Because of the way the last few presidential elections have turned out, calls for abolishing the Electoral College have once again become popular. Unfortunately in the discussion of the Electoral College I rarely, if ever, hear a proper defense of the institution or of its historical reasons for being. I assign blame for that to the current generation of anti-intellectual ideologues who claim to speak on behalf of ‘conservatism’ and who are indulged in that presumption by both the Republican party and by the press. On issue after issue, they have proven themselves inarticulate, shallow, and incapable either of historical perspective or of intellectual discourse. I wrote these letters to The Boston Globe in response to stories published during the last presidential campaign critical of the Electoral College as an attempt to provide that perspective and discourse. Neither was published.
25 April 2004
In your Sunday editorial Electoral Relic you lament the fact that the presidential campaign is focused almost entirely on the 18 “battleground states” whose electoral votes might realistically go to either candidate while the rest of the states, in which the electoral outcome is not in doubt, are being ignored. That this presents a problem for democracy is indisputable, but your resulting recommendation — to abolish the Electoral College in favor of a popularly-elected president — is neither the wisest nor even the most practical solution to the problem.

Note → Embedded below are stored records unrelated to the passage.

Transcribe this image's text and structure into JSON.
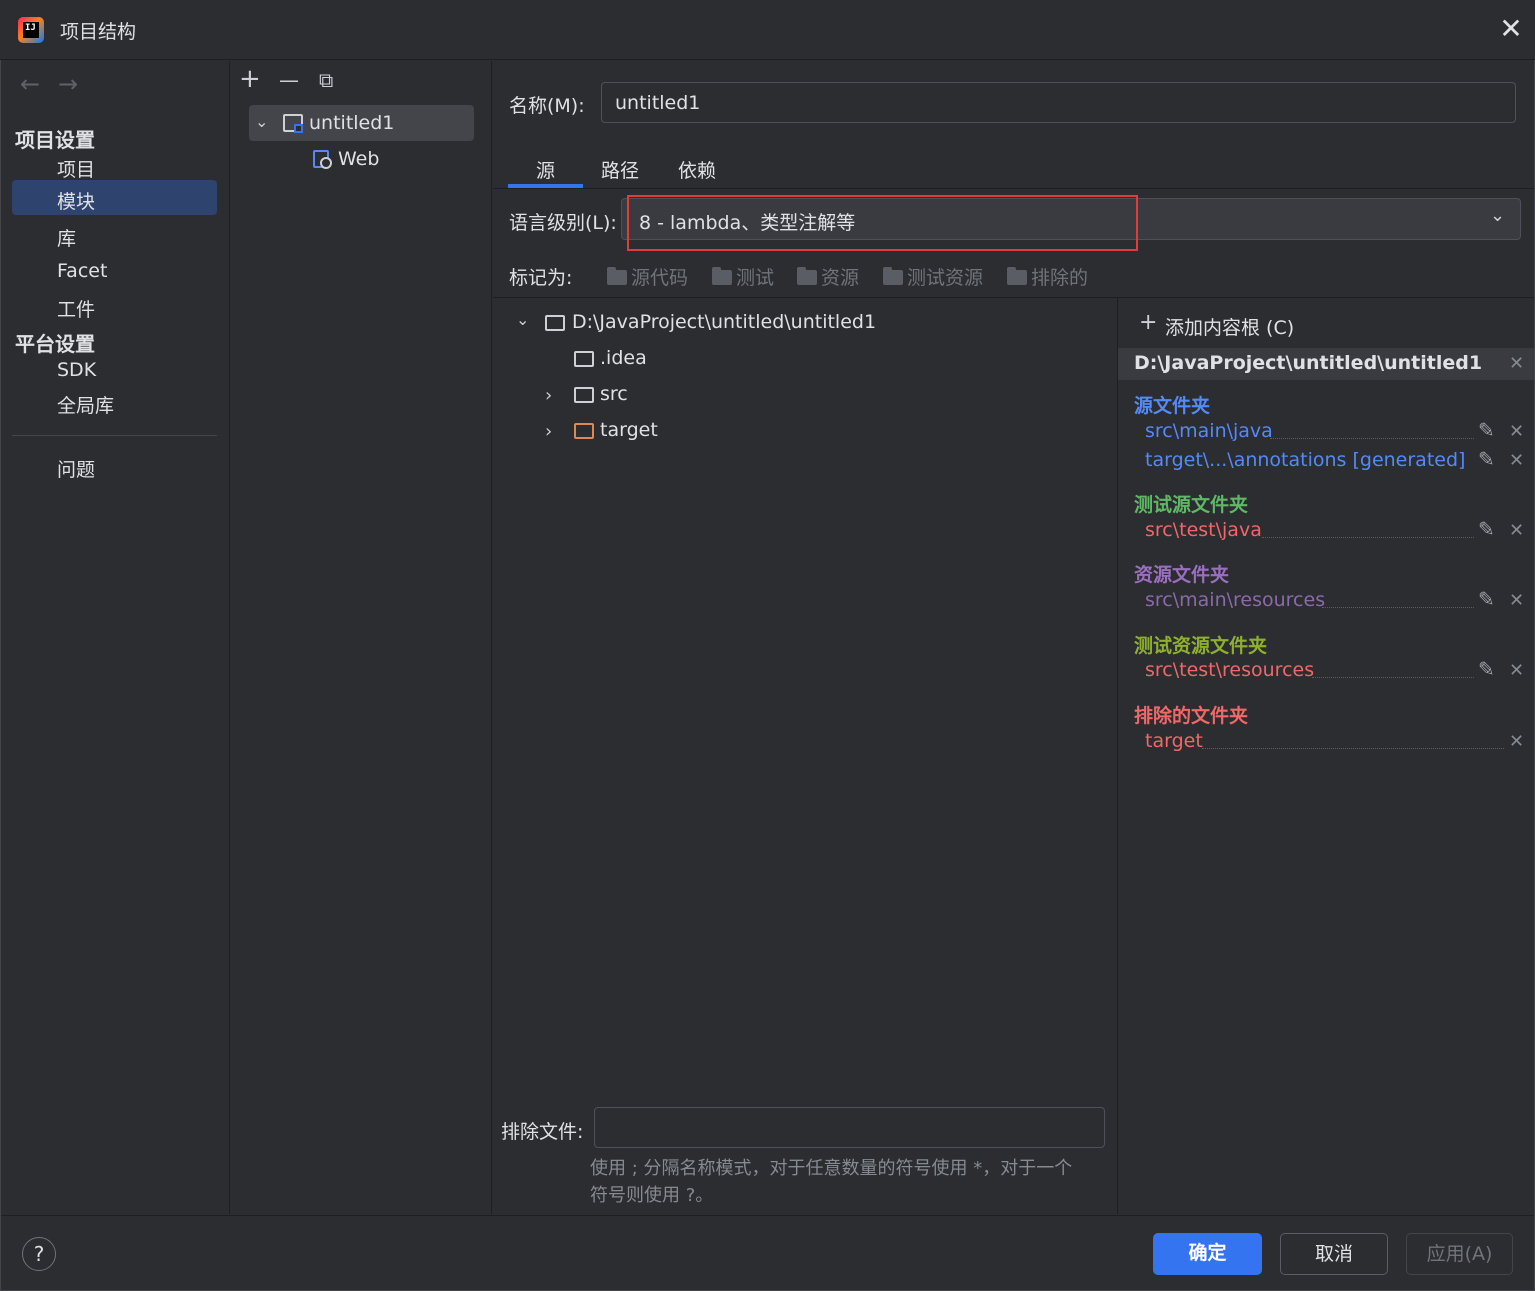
{
  "window": {
    "title": "项目结构",
    "close_glyph": "✕"
  },
  "nav": {
    "back": "←",
    "forward": "→",
    "project_settings_header": "项目设置",
    "project_items": [
      "项目",
      "模块",
      "库",
      "Facet",
      "工件"
    ],
    "selected_item": "模块",
    "platform_settings_header": "平台设置",
    "platform_items": [
      "SDK",
      "全局库"
    ],
    "problems": "问题"
  },
  "modules": {
    "toolbar": {
      "add": "+",
      "remove": "—",
      "copy": "⧉"
    },
    "tree": [
      {
        "label": "untitled1",
        "expanded": true,
        "selected": true
      },
      {
        "label": "Web"
      }
    ]
  },
  "main": {
    "name_label": "名称(M):",
    "name_value": "untitled1",
    "tabs": [
      "源",
      "路径",
      "依赖"
    ],
    "active_tab": "源",
    "language_level_label": "语言级别(L):",
    "language_level_value": "8 - lambda、类型注解等",
    "mark_as_label": "标记为:",
    "mark_as": [
      "源代码",
      "测试",
      "资源",
      "测试资源",
      "排除的"
    ],
    "file_tree": {
      "root": "D:\\JavaProject\\untitled\\untitled1",
      "children": [
        ".idea",
        "src",
        "target"
      ]
    },
    "exclude_files_label": "排除文件:",
    "exclude_files_value": "",
    "exclude_hint_line1": "使用 ; 分隔名称模式，对于任意数量的符号使用 *，对于一个",
    "exclude_hint_line2": "符号则使用 ?。"
  },
  "content_roots": {
    "add_label": "添加内容根 (C)",
    "add_glyph": "+",
    "path": "D:\\JavaProject\\untitled\\untitled1",
    "sections": [
      {
        "title": "源文件夹",
        "color": "#548af7",
        "entries": [
          "src\\main\\java",
          "target\\...\\annotations [generated]"
        ]
      },
      {
        "title": "测试源文件夹",
        "color": "#5fb865",
        "entries": [
          "src\\test\\java"
        ]
      },
      {
        "title": "资源文件夹",
        "color": "#9b6ec2",
        "entries": [
          "src\\main\\resources"
        ]
      },
      {
        "title": "测试资源文件夹",
        "color": "#8fb02e",
        "entries": [
          "src\\test\\resources"
        ]
      },
      {
        "title": "排除的文件夹",
        "color": "#f06868",
        "entries": [
          "target"
        ]
      }
    ],
    "entry_colors": {
      "source": "#548af7",
      "test": "#f06868",
      "resource": "#8c6aa8",
      "test_resource": "#f06868",
      "excluded": "#f06868"
    }
  },
  "footer": {
    "help": "?",
    "ok": "确定",
    "cancel": "取消",
    "apply": "应用(A)"
  },
  "colors": {
    "accent": "#3574f0",
    "selection": "#2e436e",
    "highlight_box": "#e03c3c",
    "background": "#2b2d30"
  }
}
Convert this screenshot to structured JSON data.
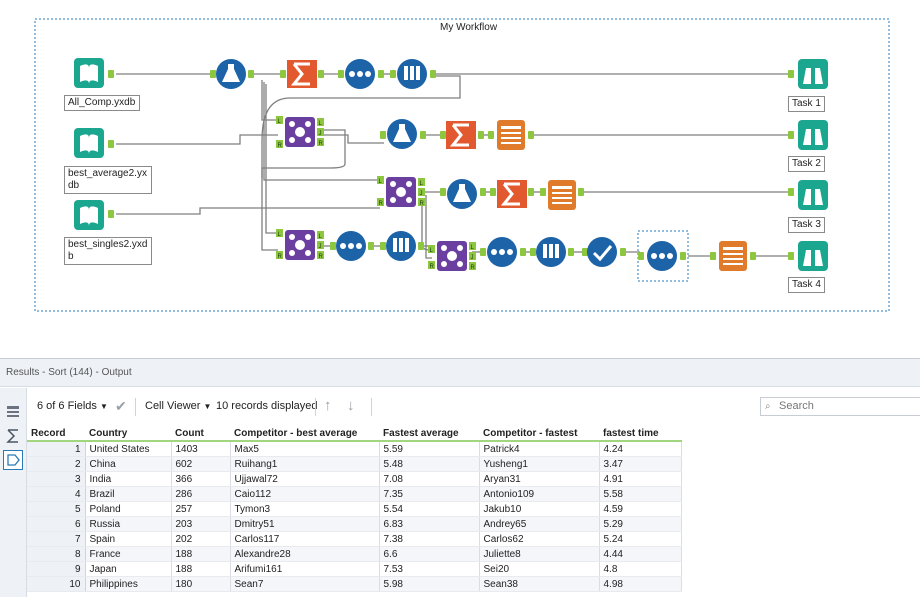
{
  "workflow": {
    "title": "My Workflow",
    "inputs": [
      "All_Comp.yxdb",
      "best_average2.yx\ndb",
      "best_singles2.yxd\nb"
    ],
    "outputs": [
      "Task 1",
      "Task 2",
      "Task 3",
      "Task 4"
    ],
    "join_anchors": {
      "left": "L",
      "right": "R",
      "join": "J"
    }
  },
  "results": {
    "title": "Results - Sort (144) - Output",
    "fields_label": "6 of 6 Fields",
    "viewer_label": "Cell Viewer",
    "records_label": "10 records displayed",
    "search_placeholder": "Search",
    "columns": [
      "Record",
      "Country",
      "Count",
      "Competitor - best average",
      "Fastest average",
      "Competitor - fastest",
      "fastest time"
    ],
    "rows": [
      [
        "1",
        "United States",
        "1403",
        "Max5",
        "5.59",
        "Patrick4",
        "4.24"
      ],
      [
        "2",
        "China",
        "602",
        "Ruihang1",
        "5.48",
        "Yusheng1",
        "3.47"
      ],
      [
        "3",
        "India",
        "366",
        "Ujjawal72",
        "7.08",
        "Aryan31",
        "4.91"
      ],
      [
        "4",
        "Brazil",
        "286",
        "Caio112",
        "7.35",
        "Antonio109",
        "5.58"
      ],
      [
        "5",
        "Poland",
        "257",
        "Tymon3",
        "5.54",
        "Jakub10",
        "4.59"
      ],
      [
        "6",
        "Russia",
        "203",
        "Dmitry51",
        "6.83",
        "Andrey65",
        "5.29"
      ],
      [
        "7",
        "Spain",
        "202",
        "Carlos117",
        "7.38",
        "Carlos62",
        "5.24"
      ],
      [
        "8",
        "France",
        "188",
        "Alexandre28",
        "6.6",
        "Juliette8",
        "4.44"
      ],
      [
        "9",
        "Japan",
        "188",
        "Arifumi161",
        "7.53",
        "Sei20",
        "4.8"
      ],
      [
        "10",
        "Philippines",
        "180",
        "Sean7",
        "5.98",
        "Sean38",
        "4.98"
      ]
    ]
  },
  "colors": {
    "input_tool": "#1ba68f",
    "transform_tool": "#1c63a8",
    "summarize_tool": "#e2582f",
    "output_tool": "#1ba68f",
    "browse_tool": "#e07b2c",
    "join_tool": "#6b3fa0",
    "anchor": "#8dc63f"
  }
}
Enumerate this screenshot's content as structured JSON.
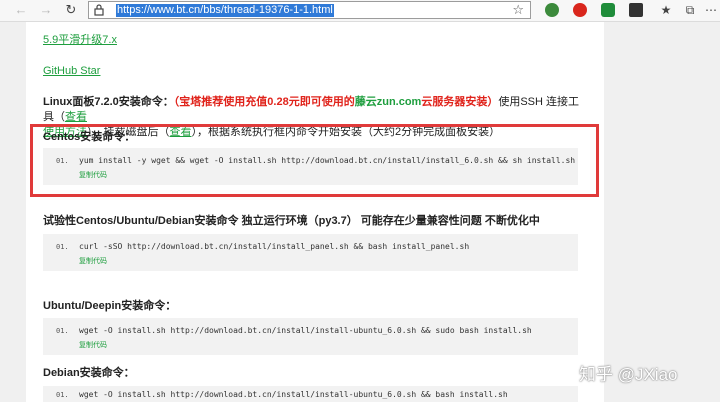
{
  "browser": {
    "url": "https://www.bt.cn/bbs/thread-19376-1-1.html"
  },
  "page": {
    "link_upgrade": "5.9平滑升级7.x",
    "link_github": "GitHub Star",
    "linux_title": "Linux面板7.2.0安装命令：",
    "promo_open": "（宝塔推荐使用充值0.28元即可使用的",
    "promo_brand": "藤云zun.com",
    "promo_close": "云服务器安装）",
    "ssh_text": "使用SSH 连接工具（",
    "ssh_link": "查看",
    "line2_link1": "使用方法",
    "line2_mid": "），挂载磁盘后（",
    "line2_link2": "查看",
    "line2_tail": "），根据系统执行框内命令开始安装（大约2分钟完成面板安装）",
    "sections": [
      {
        "title": "Centos安装命令：",
        "line_no": "01.",
        "code": "yum install -y wget && wget -O install.sh http://download.bt.cn/install/install_6.0.sh && sh install.sh",
        "copy": "复制代码"
      },
      {
        "title": "试验性Centos/Ubuntu/Debian安装命令 独立运行环境（py3.7） 可能存在少量兼容性问题 不断优化中",
        "line_no": "01.",
        "code": "curl -sSO http://download.bt.cn/install/install_panel.sh && bash install_panel.sh",
        "copy": "复制代码"
      },
      {
        "title": "Ubuntu/Deepin安装命令：",
        "line_no": "01.",
        "code": "wget -O install.sh http://download.bt.cn/install/install-ubuntu_6.0.sh && sudo bash install.sh",
        "copy": "复制代码"
      },
      {
        "title": "Debian安装命令：",
        "line_no": "01.",
        "code": "wget -O install.sh http://download.bt.cn/install/install-ubuntu_6.0.sh && bash install.sh",
        "copy": ""
      }
    ]
  },
  "watermark": "知乎 @JXiao",
  "icons": {
    "back": "back-arrow-icon",
    "forward": "forward-arrow-icon",
    "refresh": "refresh-icon",
    "lock": "lock-icon",
    "star": "star-icon"
  },
  "colors": {
    "link_green": "#1e9e3e",
    "promo_red": "#e0231b",
    "highlight_red": "#e03a3a",
    "url_selection": "#2f7ad8"
  }
}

In terms of wisdom, there are legitimate reasons for the existence of the Electoral College. Our system of government is a federalism, a union of autonomous states which has ceded certain (and in theory limited) overarching powers concerning national interest to a federal government. The national legislature, and particularly the Senate, are structured specifically with that in mind, to recognize and protect the autonomy and political integrity of the individual states; the Electoral College provides the same function in the selection of the chief executive. As an adjunct to that function, the Electoral College (and the Senate) also provides some small but meaningful measure of protection for smaller (typically rural) states against the overwhelming population advantage of large urban states in popular elections. The delegate advantage relative to population afforded to the small states helps to protect their minority interest from a tyranny of the urban majority.
But, in a practical sense, you have ignored the fact that the states which are not “in play” in the presidential election — the states whose electoral votes are for all practical purposes already committed to one candidate or the other — have it within their power to bring themselves back into play without resorting to a national campaign to amend the constitution. All they need do is change their own rules — which are fully at the discretion of the various state legislatures — for committing electoral delegates from “winner-take-all” to proportional allocation.
Even states which are sure bets for one side or the other don’t typically provide electoral unanimity. A split of 55%-45% or 60%-40% or even 70%-30%, a guarantee of irrelevance to presidential campaigning under the current rules which award all electoral votes to the winner, would make a state worth engaging if delegates were allocated proportionally to the vote tally. A proportional allocation of delegates would also bring the tally in the Electoral College itself much closer to the result of the popular vote.
In our zeal to rationalize our presidential elections we don’t need to amend the constitution, to throw out the Electoral College with its mechanisms for protection of state interests. The states have it within their power to make themselves relevant to presidential politics. All they lack is the will.
© Copyright 2004, 2005, Augustus P. Lowell